These send the signals to the parts of the brain that are responsible for auditory processing, which then converts the signals into audible sounds.

The middle ear is responsible for capturing the vibrations that are translated by the inner ear from the outer ear, which was responsible for capturing the sound waves. Then these were converted into electrical signals, which were then transmitted to the guinea pig’s brain. That is the process by which guinea pigs learn to hear.

Can guinea pigs hear you?

Guinea pigs are extremely perceptive and can hear everything you say. In terms of hearing ability, they are quite diverse.

The frequency range of a human being’s voice is 85Hz to 265Hz, which is significantly lower than their listening capacity. Studies have also revealed that they are able to comprehend your words and facial expressions.

Is my guinea pig deaf?

If the owners are aware of the signs and symptoms of guinea pig deafness, they can take appropriate action. If you can identify the cause of your guinea pig’s deafness at an early stage, you may be able to prevent it from becoming deaf.

If guinea pigs lose their ability to hear, they will not react to sounds in the same way they did in the previous situation. Guinea pigs’ ears will not be able to twirl in the direction of the sound, and they will not be able to respond when their name is called.

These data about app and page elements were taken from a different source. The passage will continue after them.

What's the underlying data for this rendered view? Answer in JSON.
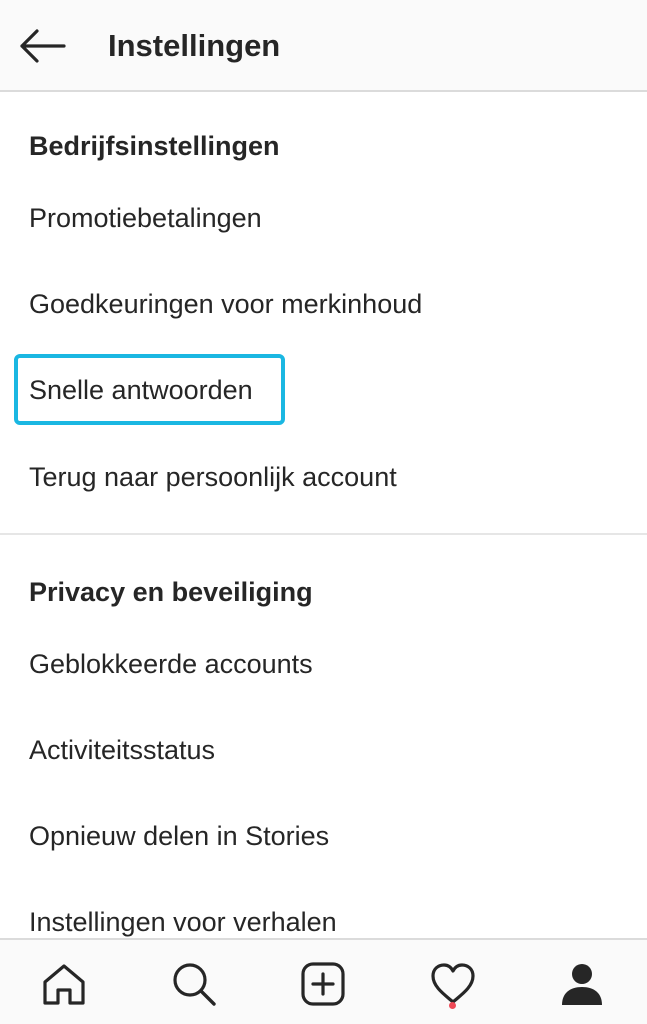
{
  "header": {
    "title": "Instellingen",
    "back_icon": "arrow-left-icon"
  },
  "sections": [
    {
      "heading": "Bedrijfsinstellingen",
      "items": [
        {
          "label": "Promotiebetalingen"
        },
        {
          "label": "Goedkeuringen voor merkinhoud"
        },
        {
          "label": "Snelle antwoorden",
          "highlighted": true
        },
        {
          "label": "Terug naar persoonlijk account"
        }
      ]
    },
    {
      "heading": "Privacy en beveiliging",
      "items": [
        {
          "label": "Geblokkeerde accounts"
        },
        {
          "label": "Activiteitsstatus"
        },
        {
          "label": "Opnieuw delen in Stories"
        },
        {
          "label": "Instellingen voor verhalen"
        }
      ]
    }
  ],
  "tab_bar": {
    "tabs": [
      {
        "icon": "home-icon"
      },
      {
        "icon": "search-icon"
      },
      {
        "icon": "add-post-icon"
      },
      {
        "icon": "heart-icon",
        "has_notification": true
      },
      {
        "icon": "profile-icon",
        "active": true
      }
    ]
  },
  "colors": {
    "highlight_border": "#1ab7e2",
    "notification_dot": "#ed4956",
    "text": "#262626"
  }
}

The other guinea pig can imitate the deaf guinea pig in order to respond to the noise if the owner has more than one guinea pig in his or her household.

Depending on how much of their sense of hearing has been lost, your guinea pig will be able to hear only specific frequencies. You can perform some sound tests on your guinea pig by playing short clips of music with different frequencies for him or her to listen to.

Also, your deaf guinea pig may react differently to you than they did previously; they may become aggressive and stressed out as well.

Guinea pigs are one of those creatures that rely on their hearing so heavily that losing their hearing can be a difficult transition in their lives. A guinea pig, on the other hand, can adjust to their new environment even if they are deaf.


Guinea pigs have an exceptional sense of hearing, which is one of their distinguishing characteristics. Guinea pigs have a range of hearing between 54Hz and 50,000Hz, and they can detect sounds from up to 2 miles away, depending on the frequency.

The ear structure of humans and guinea pigs is nearly identical, with the exception of the outer ear portion.

Guinea pigs are prey animals, which means they eat other animals. Wild guinea pigs spend their entire lives listening to these inconsequential background noises. Domestic guinea pigs, on the other hand, will not be able to handle the stress associated with this.

However, they will still rely on their sense of hearing to discover the sounds coming from all directions and to connect with you once they have discovered them.

Guinea pigs can detect sounds as low as 54Hz, which is considered to be extremely low. As humans, we can hear low frequencies because we have a hearing range that ranges from 20Hz-20,000Hz; however, guinea pigs can hear high frequencies because their outer ear structure gives them a distinct advantage.

The sound range of repellent devices is between 30,000Hz and 62,000Hz, which can be distressing to your guinea pig.

Guinea pigs’ tall ears are critical to their survival because they are prey animals, and tall ears are better at detecting the sounds of predators and other threats.

If your guinea pig is deaf, another guinea pig can assist them in discovering the sound by mimicking them, or you can conduct sound tests by playing clips of different frequencies to them to see if they can detect the sound.

It is, however, extremely difficult for deaf guinea pigs, who rely heavily on their hearing for survival. However, they may have that much ability to adjust to their new life even if they do not have hearing.